[MATERIALS PROVIDED Boundary: Start]
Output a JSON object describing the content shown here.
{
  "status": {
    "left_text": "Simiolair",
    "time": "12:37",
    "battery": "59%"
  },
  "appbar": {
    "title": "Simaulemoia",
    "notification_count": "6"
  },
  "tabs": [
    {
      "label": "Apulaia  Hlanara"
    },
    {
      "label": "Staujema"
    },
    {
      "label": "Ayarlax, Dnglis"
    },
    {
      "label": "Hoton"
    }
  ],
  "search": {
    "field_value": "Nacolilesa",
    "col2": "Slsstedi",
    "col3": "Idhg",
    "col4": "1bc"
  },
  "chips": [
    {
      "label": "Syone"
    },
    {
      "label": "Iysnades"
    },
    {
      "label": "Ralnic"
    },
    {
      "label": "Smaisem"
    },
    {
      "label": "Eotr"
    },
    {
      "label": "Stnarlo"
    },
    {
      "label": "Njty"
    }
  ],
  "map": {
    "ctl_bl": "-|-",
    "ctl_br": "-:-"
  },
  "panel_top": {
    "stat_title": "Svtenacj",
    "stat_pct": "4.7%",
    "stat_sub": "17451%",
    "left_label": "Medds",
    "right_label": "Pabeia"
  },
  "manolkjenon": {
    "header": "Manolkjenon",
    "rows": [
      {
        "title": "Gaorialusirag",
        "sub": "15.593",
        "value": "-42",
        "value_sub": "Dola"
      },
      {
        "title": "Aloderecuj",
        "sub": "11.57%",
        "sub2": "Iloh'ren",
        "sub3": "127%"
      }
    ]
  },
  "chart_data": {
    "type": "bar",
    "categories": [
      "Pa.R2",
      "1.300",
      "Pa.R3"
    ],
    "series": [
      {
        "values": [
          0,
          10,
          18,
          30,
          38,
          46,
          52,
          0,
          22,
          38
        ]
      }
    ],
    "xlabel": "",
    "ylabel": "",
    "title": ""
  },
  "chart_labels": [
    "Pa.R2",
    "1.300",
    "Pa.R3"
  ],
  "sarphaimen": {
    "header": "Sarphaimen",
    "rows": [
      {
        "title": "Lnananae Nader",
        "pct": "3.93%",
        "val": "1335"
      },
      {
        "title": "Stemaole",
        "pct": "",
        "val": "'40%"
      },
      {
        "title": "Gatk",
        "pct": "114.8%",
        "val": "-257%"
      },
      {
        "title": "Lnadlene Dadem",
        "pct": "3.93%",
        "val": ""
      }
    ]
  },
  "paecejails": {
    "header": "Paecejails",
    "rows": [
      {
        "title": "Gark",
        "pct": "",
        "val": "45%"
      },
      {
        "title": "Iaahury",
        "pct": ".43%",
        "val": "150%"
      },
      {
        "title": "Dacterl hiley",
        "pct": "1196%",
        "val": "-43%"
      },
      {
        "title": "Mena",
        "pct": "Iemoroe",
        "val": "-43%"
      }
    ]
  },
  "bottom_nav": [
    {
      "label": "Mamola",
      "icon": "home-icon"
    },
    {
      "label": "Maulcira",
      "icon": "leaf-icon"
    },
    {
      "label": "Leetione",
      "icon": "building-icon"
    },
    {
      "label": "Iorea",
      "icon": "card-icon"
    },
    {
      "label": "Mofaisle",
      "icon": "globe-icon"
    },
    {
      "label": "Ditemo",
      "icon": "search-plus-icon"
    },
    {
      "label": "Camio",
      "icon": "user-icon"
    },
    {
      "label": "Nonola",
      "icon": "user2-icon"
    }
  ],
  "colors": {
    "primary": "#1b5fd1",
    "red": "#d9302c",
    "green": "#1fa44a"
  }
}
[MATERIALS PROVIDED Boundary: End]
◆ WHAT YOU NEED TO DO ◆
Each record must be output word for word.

◆ TASK OUTPUT ◆
Output a JSON object describing the content shown here.
{
  "status": {
    "left_text": "Simiolair",
    "time": "12:37",
    "battery": "59%"
  },
  "appbar": {
    "title": "Simaulemoia",
    "notification_count": "6"
  },
  "tabs": [
    {
      "label": "Apulaia  Hlanara"
    },
    {
      "label": "Staujema"
    },
    {
      "label": "Ayarlax, Dnglis"
    },
    {
      "label": "Hoton"
    }
  ],
  "search": {
    "field_value": "Nacolilesa",
    "col2": "Slsstedi",
    "col3": "Idhg",
    "col4": "1bc"
  },
  "chips": [
    {
      "label": "Syone"
    },
    {
      "label": "Iysnades"
    },
    {
      "label": "Ralnic"
    },
    {
      "label": "Smaisem"
    },
    {
      "label": "Eotr"
    },
    {
      "label": "Stnarlo"
    },
    {
      "label": "Njty"
    }
  ],
  "map": {
    "ctl_bl": "-|-",
    "ctl_br": "-:-"
  },
  "panel_top": {
    "stat_title": "Svtenacj",
    "stat_pct": "4.7%",
    "stat_sub": "17451%",
    "left_label": "Medds",
    "right_label": "Pabeia"
  },
  "manolkjenon": {
    "header": "Manolkjenon",
    "rows": [
      {
        "title": "Gaorialusirag",
        "sub": "15.593",
        "value": "-42",
        "value_sub": "Dola"
      },
      {
        "title": "Aloderecuj",
        "sub": "11.57%",
        "sub2": "Iloh'ren",
        "sub3": "127%"
      }
    ]
  },
  "chart_data": {
    "type": "bar",
    "categories": [
      "Pa.R2",
      "1.300",
      "Pa.R3"
    ],
    "series": [
      {
        "values": [
          0,
          10,
          18,
          30,
          38,
          46,
          52,
          0,
          22,
          38
        ]
      }
    ],
    "xlabel": "",
    "ylabel": "",
    "title": ""
  },
  "chart_labels": [
    "Pa.R2",
    "1.300",
    "Pa.R3"
  ],
  "sarphaimen": {
    "header": "Sarphaimen",
    "rows": [
      {
        "title": "Lnananae Nader",
        "pct": "3.93%",
        "val": "1335"
      },
      {
        "title": "Stemaole",
        "pct": "",
        "val": "'40%"
      },
      {
        "title": "Gatk",
        "pct": "114.8%",
        "val": "-257%"
      },
      {
        "title": "Lnadlene Dadem",
        "pct": "3.93%",
        "val": ""
      }
    ]
  },
  "paecejails": {
    "header": "Paecejails",
    "rows": [
      {
        "title": "Gark",
        "pct": "",
        "val": "45%"
      },
      {
        "title": "Iaahury",
        "pct": ".43%",
        "val": "150%"
      },
      {
        "title": "Dacterl hiley",
        "pct": "1196%",
        "val": "-43%"
      },
      {
        "title": "Mena",
        "pct": "Iemoroe",
        "val": "-43%"
      }
    ]
  },
  "bottom_nav": [
    {
      "label": "Mamola",
      "icon": "home-icon"
    },
    {
      "label": "Maulcira",
      "icon": "leaf-icon"
    },
    {
      "label": "Leetione",
      "icon": "building-icon"
    },
    {
      "label": "Iorea",
      "icon": "card-icon"
    },
    {
      "label": "Mofaisle",
      "icon": "globe-icon"
    },
    {
      "label": "Ditemo",
      "icon": "search-plus-icon"
    },
    {
      "label": "Camio",
      "icon": "user-icon"
    },
    {
      "label": "Nonola",
      "icon": "user2-icon"
    }
  ],
  "colors": {
    "primary": "#1b5fd1",
    "red": "#d9302c",
    "green": "#1fa44a"
  }
}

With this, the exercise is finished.